The Roswell, Ga.-based nonprofit founded by former advertising executive Tom Peterson ran its first ad campaign in the Diocese of Phoenix in January 1999. Statisticians with Arizona State University estimated that as a result of the initial campaign, there was a 12% increase in Mass attendance, and some 92,000 people came back to the Church.
Since then, numerous dioceses have utilized Catholics Come Home’s captivating television ads in conjunction with the Catholics Come Home website to attract fallen-away Catholics, teach non-Catholics, and answer questions that those who are already Catholic might have about the faith. The ads have even aired in Poland.
Eight dioceses ran Catholics Come Home television ad campaigns over Advent and into January 2010. They included the Dioceses of Colorado Springs, Colo., Joliet, Ill., Lincoln, Neb., Providence, R.I., Rockford, Ill., and Sacramento, Calif., and the Archdioceses of Chicago and Omaha, Neb. In the Dioceses of Joliet and Rockford and the Archdiocese of Chicago, nearly 2,000 ads were aired on 10 television stations in three languages over five and a half weeks.
The campaigns are entirely grassroots efforts, started by the laity in each diocese. Money is raised by those within diocesan parishes and is then pooled together to purchase advertising for intense local campaigns.
In Seattle, for example, the coordinators had hoped to raise $400,000 to run the ads.
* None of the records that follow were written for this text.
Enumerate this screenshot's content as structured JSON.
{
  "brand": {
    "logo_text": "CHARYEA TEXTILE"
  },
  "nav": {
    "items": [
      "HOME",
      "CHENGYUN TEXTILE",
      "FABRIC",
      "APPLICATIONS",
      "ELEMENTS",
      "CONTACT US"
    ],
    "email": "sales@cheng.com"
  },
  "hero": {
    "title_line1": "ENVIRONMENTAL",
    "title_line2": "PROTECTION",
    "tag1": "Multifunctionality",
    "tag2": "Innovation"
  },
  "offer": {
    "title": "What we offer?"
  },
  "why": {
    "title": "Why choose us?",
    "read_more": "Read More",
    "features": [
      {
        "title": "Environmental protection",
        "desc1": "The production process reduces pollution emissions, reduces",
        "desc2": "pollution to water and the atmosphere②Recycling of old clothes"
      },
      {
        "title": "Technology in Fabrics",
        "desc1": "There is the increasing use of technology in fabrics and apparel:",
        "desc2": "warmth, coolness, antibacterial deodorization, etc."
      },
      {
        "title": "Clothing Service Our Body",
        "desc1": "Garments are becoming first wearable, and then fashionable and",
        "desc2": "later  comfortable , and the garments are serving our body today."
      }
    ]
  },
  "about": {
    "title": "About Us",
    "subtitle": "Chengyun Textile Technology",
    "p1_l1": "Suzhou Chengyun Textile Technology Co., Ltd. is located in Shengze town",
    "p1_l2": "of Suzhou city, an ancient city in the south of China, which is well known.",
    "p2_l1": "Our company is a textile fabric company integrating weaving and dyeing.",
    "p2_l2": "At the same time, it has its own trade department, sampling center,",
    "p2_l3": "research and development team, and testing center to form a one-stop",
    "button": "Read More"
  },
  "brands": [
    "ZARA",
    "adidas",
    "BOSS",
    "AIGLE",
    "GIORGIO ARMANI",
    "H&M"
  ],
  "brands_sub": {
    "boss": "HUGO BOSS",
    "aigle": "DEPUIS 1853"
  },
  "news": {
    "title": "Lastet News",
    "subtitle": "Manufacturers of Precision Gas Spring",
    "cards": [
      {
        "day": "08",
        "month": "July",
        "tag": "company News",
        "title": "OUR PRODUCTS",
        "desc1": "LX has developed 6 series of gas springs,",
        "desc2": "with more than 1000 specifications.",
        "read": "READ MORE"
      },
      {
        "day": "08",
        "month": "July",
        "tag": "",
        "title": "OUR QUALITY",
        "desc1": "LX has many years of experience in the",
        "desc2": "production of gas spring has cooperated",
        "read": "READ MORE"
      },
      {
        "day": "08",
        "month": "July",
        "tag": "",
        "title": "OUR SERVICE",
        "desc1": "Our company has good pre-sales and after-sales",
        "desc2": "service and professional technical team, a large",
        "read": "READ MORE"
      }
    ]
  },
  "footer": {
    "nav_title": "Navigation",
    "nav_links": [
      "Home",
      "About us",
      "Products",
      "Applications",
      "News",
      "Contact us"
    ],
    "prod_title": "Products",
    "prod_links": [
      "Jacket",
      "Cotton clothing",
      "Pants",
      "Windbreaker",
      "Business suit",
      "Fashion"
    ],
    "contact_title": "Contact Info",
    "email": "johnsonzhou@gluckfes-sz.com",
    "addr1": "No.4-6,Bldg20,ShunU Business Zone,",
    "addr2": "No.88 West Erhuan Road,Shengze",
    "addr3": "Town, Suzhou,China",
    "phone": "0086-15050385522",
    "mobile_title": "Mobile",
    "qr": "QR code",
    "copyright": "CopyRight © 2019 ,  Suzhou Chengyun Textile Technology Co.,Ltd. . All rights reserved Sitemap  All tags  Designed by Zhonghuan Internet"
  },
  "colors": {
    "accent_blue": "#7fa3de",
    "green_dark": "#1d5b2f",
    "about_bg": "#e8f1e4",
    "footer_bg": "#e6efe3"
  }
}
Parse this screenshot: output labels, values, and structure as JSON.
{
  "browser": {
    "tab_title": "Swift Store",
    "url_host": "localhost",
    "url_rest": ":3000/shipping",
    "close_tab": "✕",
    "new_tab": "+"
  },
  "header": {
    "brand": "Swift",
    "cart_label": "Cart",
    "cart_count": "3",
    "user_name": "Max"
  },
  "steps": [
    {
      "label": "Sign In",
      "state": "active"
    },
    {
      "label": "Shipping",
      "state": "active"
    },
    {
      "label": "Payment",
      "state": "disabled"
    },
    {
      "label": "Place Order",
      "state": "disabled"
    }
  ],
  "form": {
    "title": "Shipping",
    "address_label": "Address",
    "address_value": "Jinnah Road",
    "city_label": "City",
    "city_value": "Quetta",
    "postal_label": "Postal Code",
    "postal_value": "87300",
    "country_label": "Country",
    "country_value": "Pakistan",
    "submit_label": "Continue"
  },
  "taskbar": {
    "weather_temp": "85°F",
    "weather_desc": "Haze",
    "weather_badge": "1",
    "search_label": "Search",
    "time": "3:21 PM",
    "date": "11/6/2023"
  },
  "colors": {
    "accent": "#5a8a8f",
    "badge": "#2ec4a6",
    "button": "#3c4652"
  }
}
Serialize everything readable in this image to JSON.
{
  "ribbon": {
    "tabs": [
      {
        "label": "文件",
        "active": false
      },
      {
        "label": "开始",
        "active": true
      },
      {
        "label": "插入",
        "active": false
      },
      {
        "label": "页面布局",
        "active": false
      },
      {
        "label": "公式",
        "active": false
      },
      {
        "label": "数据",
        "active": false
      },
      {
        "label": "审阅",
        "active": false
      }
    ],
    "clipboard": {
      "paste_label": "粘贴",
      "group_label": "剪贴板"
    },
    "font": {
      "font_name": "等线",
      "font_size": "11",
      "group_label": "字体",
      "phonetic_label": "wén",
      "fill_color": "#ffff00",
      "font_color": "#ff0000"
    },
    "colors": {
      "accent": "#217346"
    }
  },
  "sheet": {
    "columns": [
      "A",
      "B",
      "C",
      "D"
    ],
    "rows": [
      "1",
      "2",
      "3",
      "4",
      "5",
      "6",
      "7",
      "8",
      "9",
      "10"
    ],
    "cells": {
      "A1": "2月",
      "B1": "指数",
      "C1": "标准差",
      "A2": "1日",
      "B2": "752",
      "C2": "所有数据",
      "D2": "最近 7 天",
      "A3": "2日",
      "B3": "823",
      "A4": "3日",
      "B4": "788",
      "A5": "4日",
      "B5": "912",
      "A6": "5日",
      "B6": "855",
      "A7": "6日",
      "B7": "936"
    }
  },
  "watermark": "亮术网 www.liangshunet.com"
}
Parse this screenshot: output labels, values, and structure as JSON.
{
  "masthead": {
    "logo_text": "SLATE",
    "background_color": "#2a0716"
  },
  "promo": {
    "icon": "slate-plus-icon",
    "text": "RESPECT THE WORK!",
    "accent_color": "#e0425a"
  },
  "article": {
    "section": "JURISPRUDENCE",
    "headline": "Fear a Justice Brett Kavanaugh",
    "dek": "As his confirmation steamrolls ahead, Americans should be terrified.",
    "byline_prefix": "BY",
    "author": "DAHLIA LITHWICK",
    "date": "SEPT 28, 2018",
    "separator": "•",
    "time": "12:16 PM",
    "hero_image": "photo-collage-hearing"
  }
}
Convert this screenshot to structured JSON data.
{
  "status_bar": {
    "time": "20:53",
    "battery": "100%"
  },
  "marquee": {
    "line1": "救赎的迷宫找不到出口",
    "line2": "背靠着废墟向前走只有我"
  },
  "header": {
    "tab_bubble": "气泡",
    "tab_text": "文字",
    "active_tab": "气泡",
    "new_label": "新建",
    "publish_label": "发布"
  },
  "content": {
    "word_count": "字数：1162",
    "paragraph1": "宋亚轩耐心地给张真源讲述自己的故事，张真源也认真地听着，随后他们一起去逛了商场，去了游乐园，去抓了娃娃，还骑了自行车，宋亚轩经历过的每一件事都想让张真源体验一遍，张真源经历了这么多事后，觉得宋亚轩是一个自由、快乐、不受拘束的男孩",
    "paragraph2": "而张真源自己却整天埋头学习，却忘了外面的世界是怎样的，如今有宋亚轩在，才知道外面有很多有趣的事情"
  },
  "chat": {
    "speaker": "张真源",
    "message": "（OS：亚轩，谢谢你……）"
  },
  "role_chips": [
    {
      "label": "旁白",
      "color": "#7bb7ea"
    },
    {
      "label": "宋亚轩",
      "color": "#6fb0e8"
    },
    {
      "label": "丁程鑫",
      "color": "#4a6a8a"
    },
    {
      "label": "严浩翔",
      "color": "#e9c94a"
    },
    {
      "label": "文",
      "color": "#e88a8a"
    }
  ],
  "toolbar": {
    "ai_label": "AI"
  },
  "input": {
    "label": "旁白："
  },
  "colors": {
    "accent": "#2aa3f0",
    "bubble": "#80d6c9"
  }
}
In the end, they raised more than $550,000.
Data is just beginning to be tabulated regarding the campaign’s effectiveness in the dioceses that ran campaigns over Advent and into the beginning of the new year.
According to Michael Cieslak, director of research for the Diocese of Rockford, the campaign led to a confirmed 10.5% increase in Mass attendance in the Rockford and northern Illinois region.
Even more impressive than the statistics are the stories. There was, for example, the man with late-stage Alzheimer’s disease.
“After seeing the ads on television, he asked to go to church, but the family didn’t take his request seriously,” said Nancy Polacek, who coordinated the campaign for the Archdiocese of Chicago. “The disease had progressed to the point that he no longer recognized his family members who cared for him and his speech was limited.”
Yet, after he made several requests, the family began making plans to bring the elderly gentleman to Mass.
“The family was surprised to see that the father was able to say the responses and prayers,” said Polacek. “As they helped their elderly father to the front of the church to receive holy Communion, they saw tears of joy in his eyes.”
Peterson described the target market as ripe for evangelization.
“Twenty-four percent of the U.S. is baptized Catholic, but only one-third practices,” said Peterson. “That means that only 8% are practicing Catholics. That means a 92% target market of those people who do not know the teachings of Jesus or the sacramental Church as he gave them to us.”
The television ads include a variety: “Epic,” an ad that shares the history and contributions of the Catholic Church; “Movie,” which imitates the movie of a person’s life and triggers viewers to return to the sacrament of reconciliation, and many testimonial ads of real people who share their stories of how they drifted away from the Church and what brought them back.
Peterson says that a number of additional dioceses plan to air the ads in the not-too-distant future. They include Atlanta, Bismarck, N.D., Boston, Charlotte, N.C., Santa Fe/Albuquerque, N.M., and Venice/Naples, Fla. Peterson added that ultimately he hopes to air the ads during national television programs such as “American Idol,” “Monday Night Football,” and possibly even the Super Bowl.
“The good news is that God is delivering results,” said Peterson. “People are coming back to the Church for an investment of about $2 per soul. That’s an incredible return on investment.”
Tim Drake is based in
St. Joseph, Minnesota.